* [DATA SECTION]:

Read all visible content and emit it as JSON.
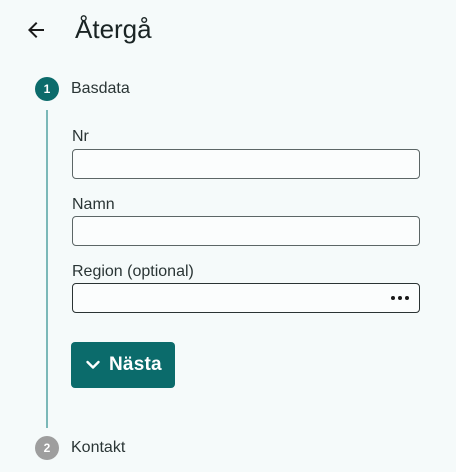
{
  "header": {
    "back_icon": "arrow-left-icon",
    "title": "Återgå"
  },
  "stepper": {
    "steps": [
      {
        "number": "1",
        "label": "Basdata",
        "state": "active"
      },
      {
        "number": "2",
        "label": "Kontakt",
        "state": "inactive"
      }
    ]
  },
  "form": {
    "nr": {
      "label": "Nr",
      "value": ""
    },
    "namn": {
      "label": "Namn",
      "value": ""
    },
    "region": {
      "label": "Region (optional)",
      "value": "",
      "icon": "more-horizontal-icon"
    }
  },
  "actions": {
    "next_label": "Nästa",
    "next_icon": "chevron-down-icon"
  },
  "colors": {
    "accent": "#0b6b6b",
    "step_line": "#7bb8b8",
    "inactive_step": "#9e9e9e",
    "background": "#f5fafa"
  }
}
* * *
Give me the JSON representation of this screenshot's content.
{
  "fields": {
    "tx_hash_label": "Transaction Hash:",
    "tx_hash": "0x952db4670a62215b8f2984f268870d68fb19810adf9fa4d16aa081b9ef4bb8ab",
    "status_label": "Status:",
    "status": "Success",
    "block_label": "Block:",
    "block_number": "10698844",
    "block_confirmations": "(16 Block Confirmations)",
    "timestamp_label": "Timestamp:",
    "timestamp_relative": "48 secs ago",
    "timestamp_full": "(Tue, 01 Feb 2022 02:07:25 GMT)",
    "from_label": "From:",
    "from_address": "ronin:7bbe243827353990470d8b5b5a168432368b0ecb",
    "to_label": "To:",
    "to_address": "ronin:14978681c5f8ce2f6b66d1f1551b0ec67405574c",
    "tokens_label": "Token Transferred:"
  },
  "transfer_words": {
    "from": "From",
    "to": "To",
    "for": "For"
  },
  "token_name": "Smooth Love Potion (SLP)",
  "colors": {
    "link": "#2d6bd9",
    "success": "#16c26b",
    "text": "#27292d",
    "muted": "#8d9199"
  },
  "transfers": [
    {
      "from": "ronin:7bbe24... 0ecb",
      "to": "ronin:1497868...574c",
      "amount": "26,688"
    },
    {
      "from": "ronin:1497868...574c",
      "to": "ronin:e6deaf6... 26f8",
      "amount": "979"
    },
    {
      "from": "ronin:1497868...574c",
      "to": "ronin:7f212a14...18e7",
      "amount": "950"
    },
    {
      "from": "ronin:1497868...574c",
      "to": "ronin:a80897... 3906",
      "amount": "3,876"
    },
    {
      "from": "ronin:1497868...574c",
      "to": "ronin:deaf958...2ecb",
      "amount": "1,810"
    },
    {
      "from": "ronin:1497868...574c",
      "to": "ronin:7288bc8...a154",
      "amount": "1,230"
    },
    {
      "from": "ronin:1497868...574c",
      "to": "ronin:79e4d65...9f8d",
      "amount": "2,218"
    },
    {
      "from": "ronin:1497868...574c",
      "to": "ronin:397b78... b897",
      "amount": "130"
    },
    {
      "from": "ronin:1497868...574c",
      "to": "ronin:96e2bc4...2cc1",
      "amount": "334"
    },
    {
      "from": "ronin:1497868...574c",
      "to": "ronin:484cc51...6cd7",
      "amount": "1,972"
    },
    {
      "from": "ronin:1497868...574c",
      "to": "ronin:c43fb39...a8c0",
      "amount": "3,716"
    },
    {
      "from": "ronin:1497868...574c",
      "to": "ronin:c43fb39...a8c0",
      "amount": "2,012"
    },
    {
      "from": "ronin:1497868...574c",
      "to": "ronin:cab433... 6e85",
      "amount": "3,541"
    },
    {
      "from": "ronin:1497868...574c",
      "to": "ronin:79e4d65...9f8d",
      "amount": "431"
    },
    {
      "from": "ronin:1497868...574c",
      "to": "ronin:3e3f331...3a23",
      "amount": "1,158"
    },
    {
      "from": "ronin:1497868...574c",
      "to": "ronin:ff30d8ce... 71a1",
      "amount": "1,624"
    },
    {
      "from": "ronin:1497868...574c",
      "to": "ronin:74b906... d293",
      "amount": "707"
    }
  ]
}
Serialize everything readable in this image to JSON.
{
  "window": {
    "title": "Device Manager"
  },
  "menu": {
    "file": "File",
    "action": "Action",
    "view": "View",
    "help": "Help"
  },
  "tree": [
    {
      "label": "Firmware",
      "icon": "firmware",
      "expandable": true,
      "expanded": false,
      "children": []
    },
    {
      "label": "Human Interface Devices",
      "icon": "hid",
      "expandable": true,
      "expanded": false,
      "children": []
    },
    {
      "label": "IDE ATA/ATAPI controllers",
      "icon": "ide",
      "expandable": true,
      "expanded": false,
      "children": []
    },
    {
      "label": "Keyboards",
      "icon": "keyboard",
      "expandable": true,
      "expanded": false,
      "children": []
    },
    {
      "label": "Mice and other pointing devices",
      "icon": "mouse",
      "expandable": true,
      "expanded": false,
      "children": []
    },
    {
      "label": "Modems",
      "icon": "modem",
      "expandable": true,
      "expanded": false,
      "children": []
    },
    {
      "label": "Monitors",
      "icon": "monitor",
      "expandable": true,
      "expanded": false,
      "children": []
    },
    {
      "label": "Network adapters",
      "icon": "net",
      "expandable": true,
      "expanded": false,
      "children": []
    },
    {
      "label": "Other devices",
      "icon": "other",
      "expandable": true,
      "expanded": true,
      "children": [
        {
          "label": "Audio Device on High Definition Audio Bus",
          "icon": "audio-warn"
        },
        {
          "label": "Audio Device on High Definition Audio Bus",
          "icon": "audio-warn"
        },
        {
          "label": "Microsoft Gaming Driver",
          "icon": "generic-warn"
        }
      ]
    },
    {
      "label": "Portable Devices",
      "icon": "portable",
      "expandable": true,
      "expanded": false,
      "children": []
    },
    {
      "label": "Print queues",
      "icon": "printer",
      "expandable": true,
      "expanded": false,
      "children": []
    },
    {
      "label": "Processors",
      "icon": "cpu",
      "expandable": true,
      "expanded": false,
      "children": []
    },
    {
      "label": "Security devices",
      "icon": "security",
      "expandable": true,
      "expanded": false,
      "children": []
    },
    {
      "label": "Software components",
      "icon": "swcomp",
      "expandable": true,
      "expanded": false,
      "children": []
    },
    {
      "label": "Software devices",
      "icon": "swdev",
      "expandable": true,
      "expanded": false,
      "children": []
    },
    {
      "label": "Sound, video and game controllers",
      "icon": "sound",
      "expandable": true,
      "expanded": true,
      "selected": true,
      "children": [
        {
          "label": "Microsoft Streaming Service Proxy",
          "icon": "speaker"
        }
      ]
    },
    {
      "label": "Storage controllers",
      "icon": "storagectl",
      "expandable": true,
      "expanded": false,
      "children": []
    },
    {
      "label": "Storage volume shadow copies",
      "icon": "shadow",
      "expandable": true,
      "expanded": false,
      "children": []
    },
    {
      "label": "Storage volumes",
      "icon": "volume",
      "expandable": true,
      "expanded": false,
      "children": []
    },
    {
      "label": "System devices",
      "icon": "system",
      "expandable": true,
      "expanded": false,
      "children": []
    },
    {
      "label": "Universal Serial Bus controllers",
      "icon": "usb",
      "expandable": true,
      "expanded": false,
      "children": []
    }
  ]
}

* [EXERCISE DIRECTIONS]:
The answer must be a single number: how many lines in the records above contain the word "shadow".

* [REPLY TO THE TASK]:
2